In economics, price elasticity of demand refers to the degree to which demand for a particular good or service changes as a result of changes in price. If a product is highly elastic, a large increase in price should result in a large drop in demand as consumers decide not to buy the newly expensive product. If a product is inelastic, however, a change in price will have no effect on demand for the product.
Calculating Price Elasticity of Demand
Price elasticity of demand is defined by dividing the proportionate change in quantity demanded by the proportionate change in price. A product with a price elasticity of demand of 1 is perfectly elastic, meaning that demand changes in direct proportion to price. A product with a price elasticity of demand of 0 is perfectly inelastic, meaning demand does not change at all as a result of price.
Price Elasticity of Demand Example
Suppose that the price of a widget increases by 10 percent and the number of widgets demanded by the market falls by 5 percent.
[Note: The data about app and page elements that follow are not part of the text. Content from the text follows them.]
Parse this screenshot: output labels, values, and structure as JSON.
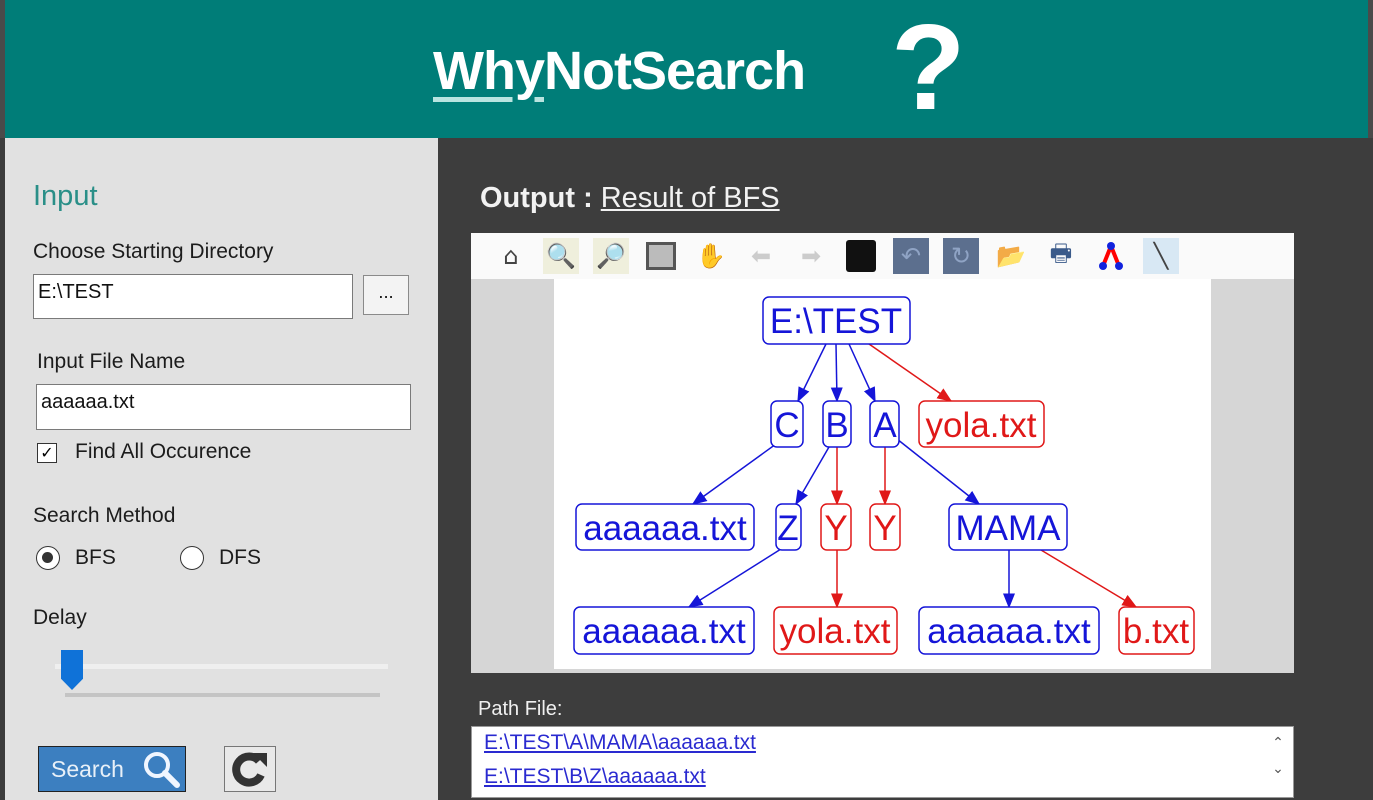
{
  "header": {
    "logo_text_1": "Why",
    "logo_text_2": "NotSearch",
    "logo_mark": "?"
  },
  "input": {
    "title": "Input",
    "dir_label": "Choose Starting Directory",
    "dir_value": "E:\\TEST",
    "browse_label": "...",
    "file_label": "Input File Name",
    "file_value": "aaaaaa.txt",
    "find_all_label": "Find All Occurence",
    "find_all_checked": true,
    "method_label": "Search Method",
    "methods": [
      "BFS",
      "DFS"
    ],
    "method_selected": "BFS",
    "delay_label": "Delay",
    "delay_value": 0,
    "search_label": "Search"
  },
  "output": {
    "title": "Output :",
    "subtitle": "Result of BFS",
    "toolbar": [
      "home-icon",
      "zoom-in-icon",
      "zoom-out-icon",
      "fit-page-icon",
      "pan-hand-icon",
      "back-arrow-icon",
      "forward-arrow-icon",
      "save-icon",
      "undo-icon",
      "redo-icon",
      "open-folder-icon",
      "print-icon",
      "layout-graph-icon",
      "draw-edge-icon"
    ],
    "graph": {
      "nodes": {
        "root": "E:\\TEST",
        "c": "C",
        "b": "B",
        "a": "A",
        "yola1": "yola.txt",
        "aaa1": "aaaaaa.txt",
        "z": "Z",
        "y1": "Y",
        "y2": "Y",
        "mama": "MAMA",
        "aaa2": "aaaaaa.txt",
        "yola2": "yola.txt",
        "aaa3": "aaaaaa.txt",
        "btxt": "b.txt"
      },
      "colors": {
        "found": "#1515d8",
        "not_found": "#e01818"
      }
    },
    "path_label": "Path File:",
    "paths": [
      "E:\\TEST\\A\\MAMA\\aaaaaa.txt",
      "E:\\TEST\\B\\Z\\aaaaaa.txt"
    ]
  }
}
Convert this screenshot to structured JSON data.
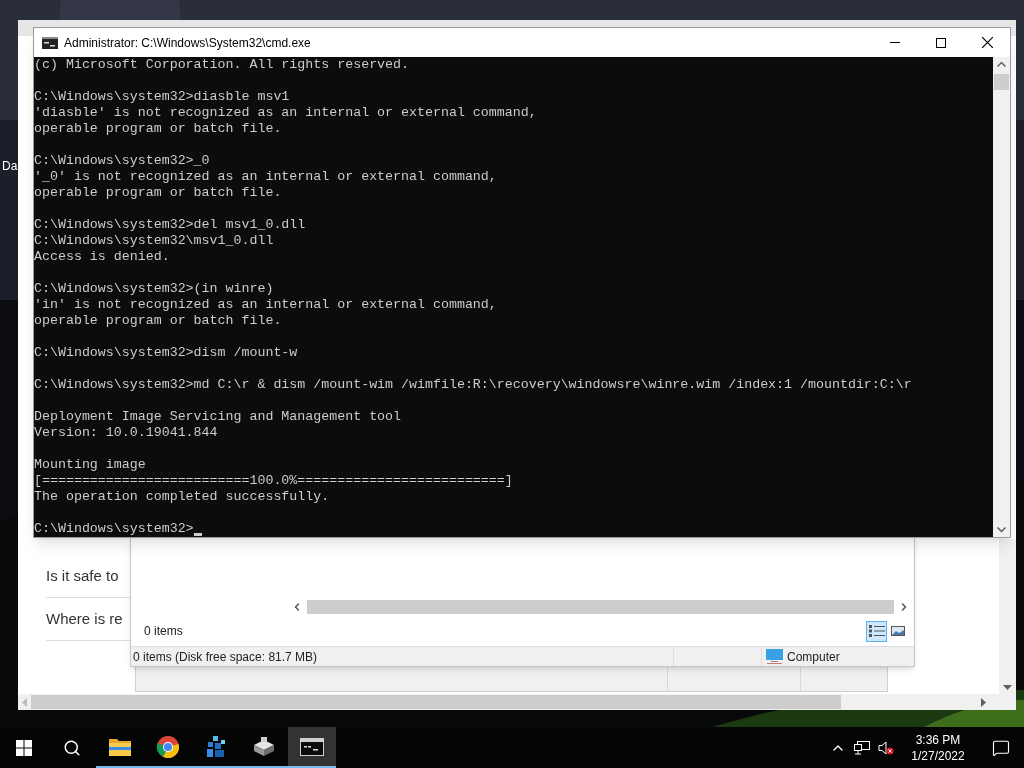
{
  "desktop": {
    "icon_label": "Da"
  },
  "browser": {
    "items": [
      "Is it safe to",
      "Where is re"
    ]
  },
  "explorer": {
    "item_count": "0 items",
    "status_text": "0 items (Disk free space: 81.7 MB)",
    "location": "Computer",
    "views": [
      {
        "kind": "details",
        "selected": true
      },
      {
        "kind": "preview",
        "selected": false
      }
    ]
  },
  "cmd": {
    "title": "Administrator: C:\\Windows\\System32\\cmd.exe",
    "blocks": [
      [
        "(c) Microsoft Corporation. All rights reserved."
      ],
      [
        "C:\\Windows\\system32>diasble msv1",
        "'diasble' is not recognized as an internal or external command,",
        "operable program or batch file."
      ],
      [
        "C:\\Windows\\system32>_0",
        "'_0' is not recognized as an internal or external command,",
        "operable program or batch file."
      ],
      [
        "C:\\Windows\\system32>del msv1_0.dll",
        "C:\\Windows\\system32\\msv1_0.dll",
        "Access is denied."
      ],
      [
        "C:\\Windows\\system32>(in winre)",
        "'in' is not recognized as an internal or external command,",
        "operable program or batch file."
      ],
      [
        "C:\\Windows\\system32>dism /mount-w"
      ],
      [
        "C:\\Windows\\system32>md C:\\r & dism /mount-wim /wimfile:R:\\recovery\\windowsre\\winre.wim /index:1 /mountdir:C:\\r"
      ],
      [
        "Deployment Image Servicing and Management tool",
        "Version: 10.0.19041.844"
      ],
      [
        "Mounting image",
        "[==========================100.0%==========================]",
        "The operation completed successfully."
      ]
    ],
    "prompt": "C:\\Windows\\system32>"
  },
  "taskbar": {
    "apps": [
      {
        "kind": "folder",
        "active": false
      },
      {
        "kind": "browser",
        "active": false
      },
      {
        "kind": "blocks",
        "active": false
      },
      {
        "kind": "drive",
        "active": false
      },
      {
        "kind": "console",
        "active": true
      }
    ],
    "clock": {
      "time": "3:36 PM",
      "date": "1/27/2022"
    }
  }
}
To calculate the price elasticity of demand, divide the decrease in demand (0.05) by the increase in price (0.1). This results in a price elasticity of demand of 0.5.